The media (and educational material used in schools outside of India) is quick to note that Hindus consider cows as sacred. That is true, but it doesn’t stop there. Hinduism is rich in symbolism, and many things are considered sacred, ranging from all living things, to rivers, hills, space, time, language, mathematics, music, etc. Rituals that celebrate reverence of Nature (or rather the underlying Reality/Essence of all things) are common across many Hindu traditions.
Also, while the cow, like many things in Hinduism, is considered sacred, it is inaccurate to say Hindus are cow worshippers. You hardly see any temples dedicated to a cow nor do you find any cow god /goddess. You are more likely to find a cow idol fixed outside the garbha graha (the center where the temple’s main deity is housed), and looking in the direction of that main deity. In such setting the cow represents the observer and his humility [toward God]. You’ll also see the cow accompanying Krishna, or the bull accompanying Shiva, or the buffalo accompanying the demigod Yama.
This devotee-god relationship representation doesn’t end there. You see it for example, with the bull (Nandi) serving Shiva, or the peacock serving Murugan, or the kite Gurada serving Vishnu, or Ganesha always shown sitting on a mouse, or that Meenakshi is always shown with a parrot, or Shani shown always with a crow, or Bhairavar shown always with dog, or Yama shown always with a buffalo.
Hindu culture believes that god reveals Him/Her/Itself to different people in different ways, by different names and forms (including formless), such as Shiva, Vishnu, Durga, Meenakshi, Murugan, Kali, etc. Hindus consider God as immanent and transcendent.
Temples do maintain cows in their temple grounds, as also elephants, peacocks, parrots, monkeys. As also sacred plants like the neem tree, banyan tree, peepal tree, tulsi (Indian basil), turmeric, sandalwood. Among all sacred plants and animals, the cow is the most revered.
Why is it that the cow of all animals gained popularity? How the cow attained special status is because of its domestication (as man’s best friend) and utility in the past (and even today): milk, ghee, yogurt, cow dung (dried cow dung rich is widely used in place of wood burning fuel, producing a blue gas flame, and is widely used as organic fertilizer), for plowing and for transport (of material and people) as bullock carts, hardworking, loyal, and even domesticated.
Also, the cow, at that time in India, was the most visible symbol of compassion in the animal kingdom – that of the nurturing mother (it’s hard to not take notice of how a cow so carefully tenders its calf; and of how the calf stays within close vicinity of its mother).
If one were to consider the dog as man’s best friend, the cow was much more than that to a villager/farmer in India, as it was also a priceless asset to a family or to the village – even more so in a time period a few thousand years ago when the population of India was no more than a few million. In a largely agricultural community (most of India, even more so in the past), it was a matter of survival to own a cow.

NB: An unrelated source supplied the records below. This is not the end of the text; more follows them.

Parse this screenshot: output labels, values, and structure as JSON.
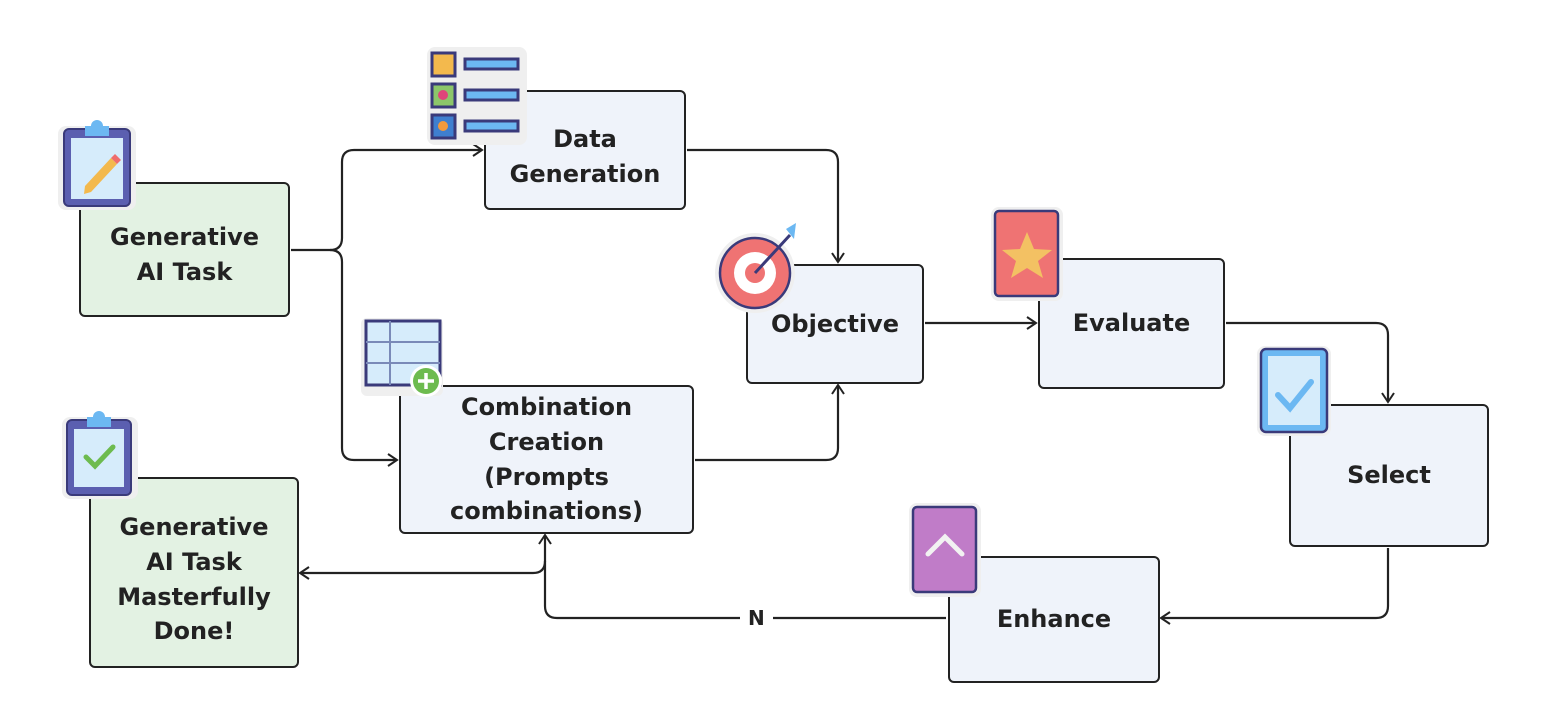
{
  "nodes": {
    "task": "Generative\nAI Task",
    "data_generation": "Data\nGeneration",
    "combination": "Combination Creation\n(Prompts\ncombinations)",
    "objective": "Objective",
    "evaluate": "Evaluate",
    "select": "Select",
    "enhance": "Enhance",
    "done": "Generative\nAI Task\nMasterfully\nDone!"
  },
  "edge_labels": {
    "no": "N"
  },
  "icons": [
    "clipboard-pencil-icon",
    "image-list-icon",
    "table-add-icon",
    "target-icon",
    "star-icon",
    "checkbox-icon",
    "chevron-up-icon",
    "clipboard-check-icon"
  ],
  "colors": {
    "node_fill": "#eff3fa",
    "start_end_fill": "#e3f2e3",
    "stroke": "#222222"
  }
}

Without owning a cow:
- you won’t be able to plow your fields (bullock plows)
- you won’t have a way to transport your harvest (bullock carts)
- you won’t have organic fertilizer (from cow dung)
- you won’t be able to cook or source of heat in colder parts of India (biofuel from dried cow dung)
- you won’t have dairy (you won’t have milk, yogurt, butter, ghee, and sweets),
- you won’t have a number of natural medicine (derived from cows milk and cow urine). You’ll be surprised the number of modern medicine ranging from estrogen supplements to melatonin therapy that uses either cow, horse, or pig urine.
When the pseudo-liberal leftists and Westerners misrepresent and brand Hindus as just “cow worshipers”, probably because they find the cow to be a funny animal and it is easy for them to be immature and it make the butt of one’s jokes…. it just goes to show they don’t care about the importance of the cow to the average farmer (who doesn’t own nor can afford to even rent a tractor to plow his fields, or rent a truck to transport his harvest, or pay for fertilizer, or even pay for natural gas delivery to his modest village home, or afford to buy milk for his entire family).
Such was the day-to-day connection and utility, that the cow was just like a family member, including addressing it by a name. No one would dare even think of eating family member, just as in the USA one wouldn’t think of eating his own dog which he has grow up with all his life (or even any dog in general, as part of the American culture it is what is considered a domestic animal). Meanwhile, in China there are many sub-cultures that have no problem killing and eating a dog. This would seem barbaric to the American. Same way, Hindus see the beef industry and consumption of beef as barbaric. Note that, Hindus have the highest number of vegetarians in the world, by a factor of over 30x that of the non-Hindu vegetarians in the USA.
There is nothing sacred about just cows, but all of existence, the cow being the most representative, because it was the most benign and useful domestic animal in India for several thousand years. So it got elevated into extra sacred, and continues to remain so.